  44. ^ "Royals William and Kate to Attend L.A. 'BAFTA Brits to Watch' Event." 28 June 2011.
  45. ^ British Academy of Film and Television Arts. "BAFTA To Host Inaugural 'BAFTA Brits to Watch' in Los Angeles."
  46. ^ Er-Chua, Gloria (30 June 2011). "Blazer spotted on Catherine sells out". Toronto Star (Toronto ON). Retrieved 30 June 2011. ; note that the blazer was sold out from many outlets the day of.
  47. ^ "Prince William and Kate Middleton touch down in Canada – and Duchess of Cambridge changes dress". The Mirror (London UK). 30 June 2011. Retrieved 30 June 2011. 
  48. ^ La Rose, Lauren (1 July 2011). "Kate chooses Canada's colours, U.K. labels for Canada Day". The Globe and Mail (Toronto ON). Retrieved 2 July 2011. 
  49. ^ "Kate's trip: 40 outfits for 9 days?". CBS News (New York NY). 30 June 2011. Retrieved 30 June 2011. 
  50. ^ Smith, Joanna (29 June 2011). "Younger Canadians royally indifferent to tour, poll shows". The Toronto Star (Toronto ON). Retrieved 2 July 2011. 
  51. ^ Proudfoot, Shannon; Laura Baziuk. "Will and Kate visit war museum on final day in Ottawa". Montreal Gazette (Montreal QC). Retrieved 2 July 2011. 
  52. ^ Bates, Stephen (3 July 2011). "Royals heckled by protesters in Montreal". The Guardian (London UK). Retrieved 4 July 2011. 
  53. ^ Taber, Jane (1 July 2011). "'Kate-mania' draws huge crowd to Canada Day in Ottawa". The Globe and Mail (Toronto ON). Retrieved 2 July 2011. 
  54. ^ Curry, Bill (29 June 2011). "Sunshine plus Will and Kate could equal a half-million on the Hill". The Globe and Mail (Toronto ON). Archived from the original on 1 July 2011. Retrieved 2 July 2011. 
  55. ^ "Prince William and Kate Middleton urged to avoid 'cruel' rodeo on Canada visit by animal rights group". Daily Mirror. UK. 10 June 2011. Retrieved 25 June 2011. 
  56. ^ "Will and Kate urged to skip Calgary Stampede". Metro Vancouver. 21 June 2011. Retrieved 25 June 2011. 
  57. ^ "Quebec MNA bristles at cost of welcoming ‘parasites’ Will and Kate", Globe and Mail, 31 May 2011

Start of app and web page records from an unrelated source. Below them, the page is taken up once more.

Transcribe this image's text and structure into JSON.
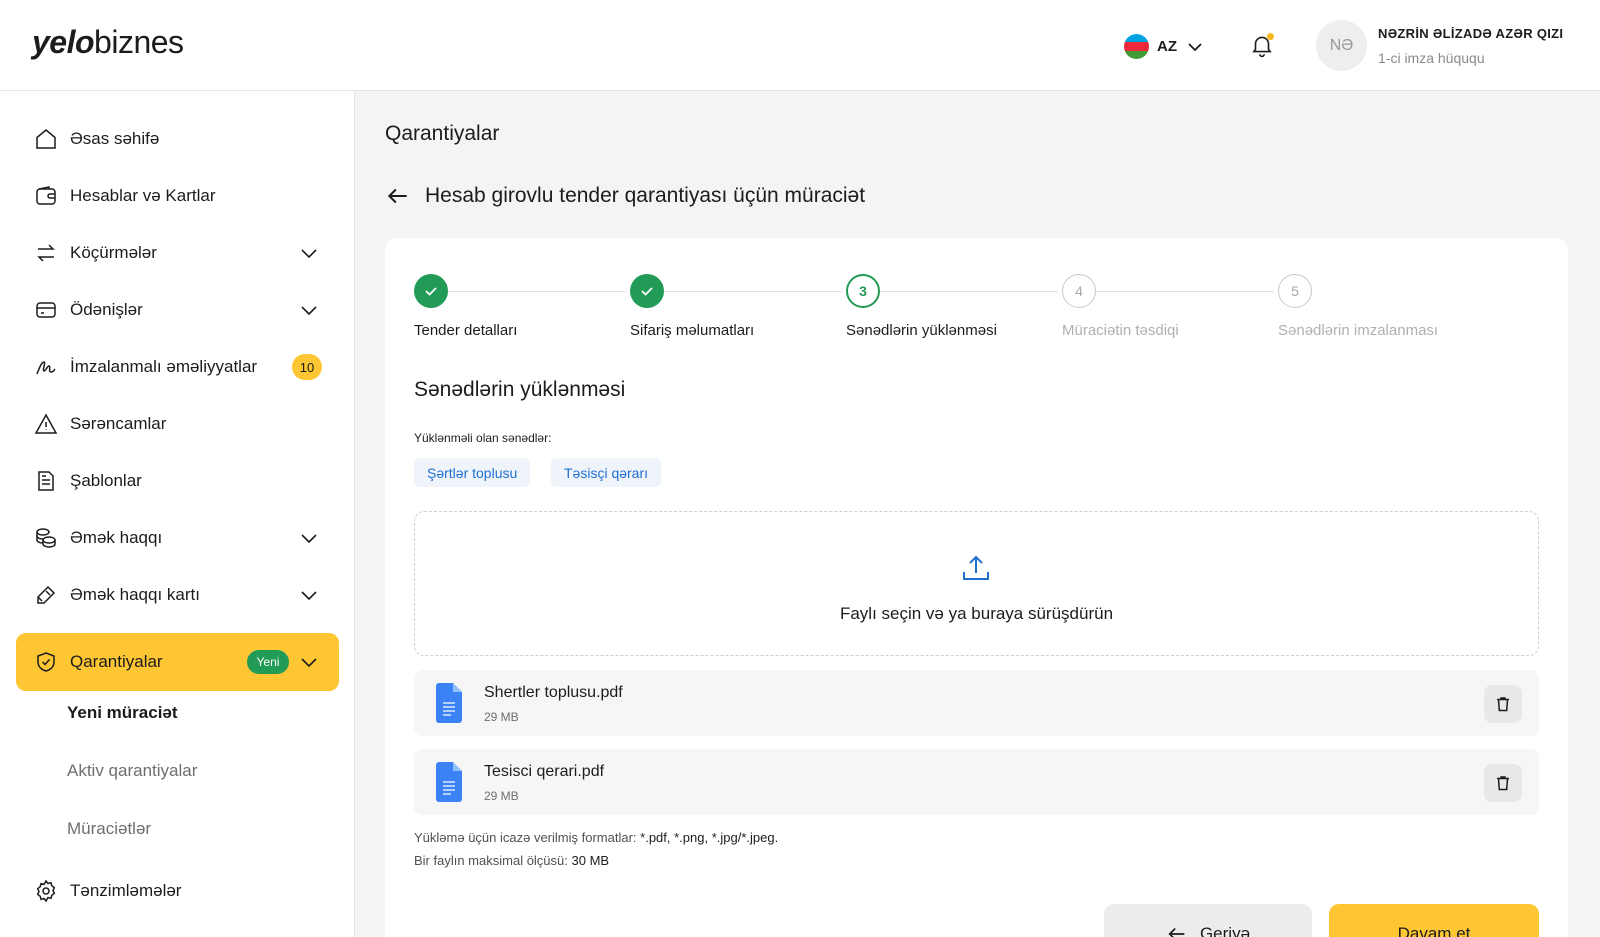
{
  "brand": {
    "logo_bold": "yelo",
    "logo_light": "biznes"
  },
  "header": {
    "language": "AZ",
    "user_initials": "NƏ",
    "user_name": "NƏZRİN ƏLİZADƏ AZƏR QIZI",
    "user_role": "1-ci imza hüququ"
  },
  "sidebar": {
    "items": [
      {
        "label": "Əsas səhifə",
        "icon": "home-icon"
      },
      {
        "label": "Hesablar və Kartlar",
        "icon": "wallet-icon"
      },
      {
        "label": "Köçürmələr",
        "icon": "transfer-icon",
        "expandable": true
      },
      {
        "label": "Ödənişlər",
        "icon": "card-icon",
        "expandable": true
      },
      {
        "label": "İmzalanmalı əməliyyatlar",
        "icon": "signature-icon",
        "badge": "10"
      },
      {
        "label": "Sərəncamlar",
        "icon": "warning-icon"
      },
      {
        "label": "Şablonlar",
        "icon": "document-icon"
      },
      {
        "label": "Əmək haqqı",
        "icon": "coins-icon",
        "expandable": true
      },
      {
        "label": "Əmək haqqı kartı",
        "icon": "card-edit-icon",
        "expandable": true
      },
      {
        "label": "Qarantiyalar",
        "icon": "shield-check-icon",
        "badge": "Yeni",
        "expandable": true,
        "active": true
      },
      {
        "label": "Tənzimləmələr",
        "icon": "gear-icon"
      }
    ],
    "sub_items": [
      "Yeni müraciət",
      "Aktiv qarantiyalar",
      "Müraciətlər"
    ]
  },
  "main": {
    "page_title": "Qarantiyalar",
    "form_title": "Hesab girovlu tender qarantiyası üçün müraciət",
    "steps": [
      {
        "num": "1",
        "label": "Tender detalları",
        "state": "done"
      },
      {
        "num": "2",
        "label": "Sifariş məlumatları",
        "state": "done"
      },
      {
        "num": "3",
        "label": "Sənədlərin yüklənməsi",
        "state": "current"
      },
      {
        "num": "4",
        "label": "Müraciətin təsdiqi",
        "state": "pending"
      },
      {
        "num": "5",
        "label": "Sənədlərin imzalanması",
        "state": "pending"
      }
    ],
    "section_title": "Sənədlərin yüklənməsi",
    "required_label": "Yüklənməli olan sənədlər:",
    "required_docs": [
      "Şərtlər toplusu",
      "Təsisçi qərarı"
    ],
    "dropzone_text": "Faylı seçin və ya buraya sürüşdürün",
    "files": [
      {
        "name": "Shertler toplusu.pdf",
        "size": "29 MB"
      },
      {
        "name": "Tesisci qerari.pdf",
        "size": "29 MB"
      }
    ],
    "formats_label": "Yükləmə üçün icazə verilmiş formatlar:",
    "formats_value": "*.pdf, *.png, *.jpg/*.jpeg.",
    "max_size_label": "Bir faylın maksimal ölçüsü:",
    "max_size_value": "30 MB",
    "back_button": "Geriyə",
    "next_button": "Davam et"
  },
  "colors": {
    "accent": "#fdc632",
    "success": "#229b57",
    "link": "#1f6fd1"
  }
}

  58. ^ "Cheers, jeers greet Will and Kate in Montreal", The Gazette, 2 July 2011
  59. ^ "Prince William, Kate undeterred by Quebec protests", Associated Press, 3 July 2011

External links[edit]